Website and app data records:
□ □ □

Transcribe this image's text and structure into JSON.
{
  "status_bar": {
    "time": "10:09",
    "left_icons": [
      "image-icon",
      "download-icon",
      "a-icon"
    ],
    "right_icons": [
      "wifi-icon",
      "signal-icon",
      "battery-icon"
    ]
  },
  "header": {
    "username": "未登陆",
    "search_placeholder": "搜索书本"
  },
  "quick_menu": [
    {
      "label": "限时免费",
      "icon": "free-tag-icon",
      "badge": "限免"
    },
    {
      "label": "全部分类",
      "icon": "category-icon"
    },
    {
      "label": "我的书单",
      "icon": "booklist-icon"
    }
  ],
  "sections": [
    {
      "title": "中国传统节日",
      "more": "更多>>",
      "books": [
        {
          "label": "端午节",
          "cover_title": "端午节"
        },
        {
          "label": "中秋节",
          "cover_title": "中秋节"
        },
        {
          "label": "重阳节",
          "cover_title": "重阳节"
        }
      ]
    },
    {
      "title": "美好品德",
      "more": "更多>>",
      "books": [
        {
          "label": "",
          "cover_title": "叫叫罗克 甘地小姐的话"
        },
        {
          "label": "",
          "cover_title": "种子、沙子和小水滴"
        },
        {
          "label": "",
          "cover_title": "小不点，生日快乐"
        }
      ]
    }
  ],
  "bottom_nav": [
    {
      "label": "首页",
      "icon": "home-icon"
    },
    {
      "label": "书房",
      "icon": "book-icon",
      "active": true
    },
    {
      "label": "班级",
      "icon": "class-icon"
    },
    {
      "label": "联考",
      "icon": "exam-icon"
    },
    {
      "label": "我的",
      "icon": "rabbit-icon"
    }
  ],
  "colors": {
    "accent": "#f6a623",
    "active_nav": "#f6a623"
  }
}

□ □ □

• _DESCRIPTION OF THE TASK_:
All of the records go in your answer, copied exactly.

• _RESPONSE AREA_:
Transcribe this image's text and structure into JSON.
{
  "status_bar": {
    "time": "10:09",
    "left_icons": [
      "image-icon",
      "download-icon",
      "a-icon"
    ],
    "right_icons": [
      "wifi-icon",
      "signal-icon",
      "battery-icon"
    ]
  },
  "header": {
    "username": "未登陆",
    "search_placeholder": "搜索书本"
  },
  "quick_menu": [
    {
      "label": "限时免费",
      "icon": "free-tag-icon",
      "badge": "限免"
    },
    {
      "label": "全部分类",
      "icon": "category-icon"
    },
    {
      "label": "我的书单",
      "icon": "booklist-icon"
    }
  ],
  "sections": [
    {
      "title": "中国传统节日",
      "more": "更多>>",
      "books": [
        {
          "label": "端午节",
          "cover_title": "端午节"
        },
        {
          "label": "中秋节",
          "cover_title": "中秋节"
        },
        {
          "label": "重阳节",
          "cover_title": "重阳节"
        }
      ]
    },
    {
      "title": "美好品德",
      "more": "更多>>",
      "books": [
        {
          "label": "",
          "cover_title": "叫叫罗克 甘地小姐的话"
        },
        {
          "label": "",
          "cover_title": "种子、沙子和小水滴"
        },
        {
          "label": "",
          "cover_title": "小不点，生日快乐"
        }
      ]
    }
  ],
  "bottom_nav": [
    {
      "label": "首页",
      "icon": "home-icon"
    },
    {
      "label": "书房",
      "icon": "book-icon",
      "active": true
    },
    {
      "label": "班级",
      "icon": "class-icon"
    },
    {
      "label": "联考",
      "icon": "exam-icon"
    },
    {
      "label": "我的",
      "icon": "rabbit-icon"
    }
  ],
  "colors": {
    "accent": "#f6a623",
    "active_nav": "#f6a623"
  }
}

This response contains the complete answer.